As the 50th annual San Francisco International Film Festival (SFIFF) comes to a close, I got a chance to chat with Graham Leggat, Executive Director of the San Francisco Film Society which organizes this, the oldest and arguably most prestigious festival for motion pictures in the country. And now, one with added online viewing features.
Online video technology gives filmmakers and festivals the opportunity to broaden their audiences, and in the SFIFF’s case they’ve greatly expanded their online efforts to accomodate fans worldwide. “With online vectors, we can take our films out to an international audience,” Leggat explained, adding “we still want to foreground, to prioritize the live screenings.”
User-generated content: Partnering with Yahoo’s Jumpcut, the film society asked people to upload two-minute shorts about sustainability called “Greenworld.” Travis Darcy won both the Grand Prize of $1,000 and the audience award for his animated short, “Oops!”
Event coverage: The San Francisco Film Society is also using Yahoo Video to post reports from on the scene filmed by their in-house production team. The “Scoop Du Jour,” hosted by Dorka Keehn, featured filmmakers and celebrities, including this installment featuring Bay Area impresarios George Lucas and Robin Williams.
Online screenings: One entirely unique feature was using Jaman to provide exclusive online viewing of films immediately after being shown in theaters. Up to 100 Jaman users were allowed to view films within 24 hours of their theater screening on a first-come, first-serve basis. “It’s still an impoverished experience to watch it on your computer,” Leggat feels. “We viewed this as an experiment.”
Historical footage: For the 50th anniversary, the society put together their own video player stocked with clips of speeches, trailers and other highlights from the history of the festival. Many of the videos are also available on Yahoo Video.

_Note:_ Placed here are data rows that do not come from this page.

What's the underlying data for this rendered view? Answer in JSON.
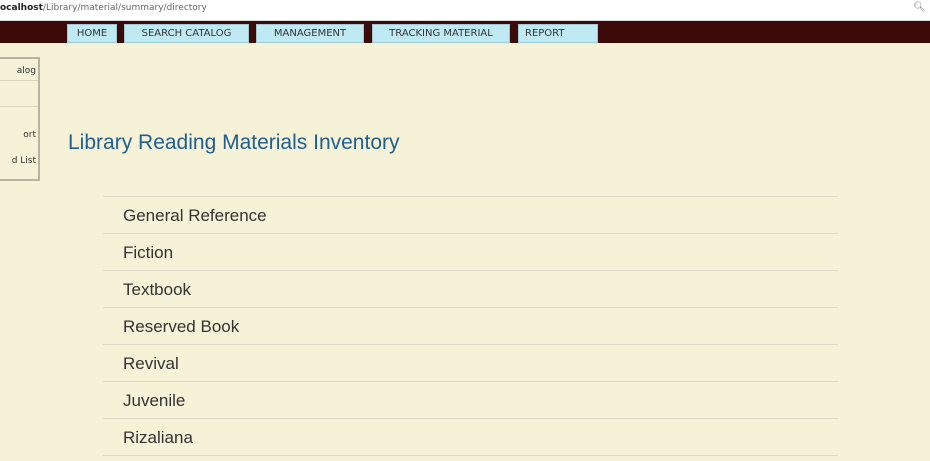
{
  "browser": {
    "url_host": "ocalhost",
    "url_path": "/Library/material/summary/directory",
    "zoom_icon": "zoom-icon"
  },
  "nav": {
    "items": [
      "HOME",
      "SEARCH CATALOG",
      "MANAGEMENT",
      "TRACKING MATERIAL",
      "REPORT",
      ""
    ]
  },
  "sidebar": {
    "items": [
      "alog",
      "",
      "ort",
      "d List"
    ]
  },
  "main": {
    "title": "Library Reading Materials Inventory",
    "categories": [
      "General Reference",
      "Fiction",
      "Textbook",
      "Reserved Book",
      "Revival",
      "Juvenile",
      "Rizaliana"
    ]
  },
  "colors": {
    "background": "#f5f2d8",
    "navbar": "#3d0a0a",
    "nav_button": "#bfeaf3",
    "title": "#1f5f8f"
  }
}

Why aren’t more of the actual films online? Partly because of the SFIFF’s commitment to the primacy of public theater showings, partly because the festival isn’t in the business of selling the films, and partly because of anxiety on the part of the filmmakers. “Even though we’re not looking for rights, even though we’re very, very careful, still, filmmakers are very concerned about the implication for this in terms of future sales, future rights and piracy,” Leggat explained.
The Cinequest festival a few miles south in San Jose has been a leader in making the films available online, but their goal is to give emerging filmmakers wide exposure in the hopes of promoting their careers or even landing a distribution deal. “We’re not looking at online as a marketplace, not looking to be a de-facto sales agent,” said Leggat of the SFIFF’s approach. “Our primary function is to enlighten our audiences.”
Ultimately, the film society’s focus is on programming, not distribution. Hence the care and creativity in its online approach, Leggat said. “Our whole raison d’etre is that we have a lot of curatorial intelligence and integrity. The flat aspect of the web is brilliant, but there has to be a vertical aspect as well as a horizontal aspect.”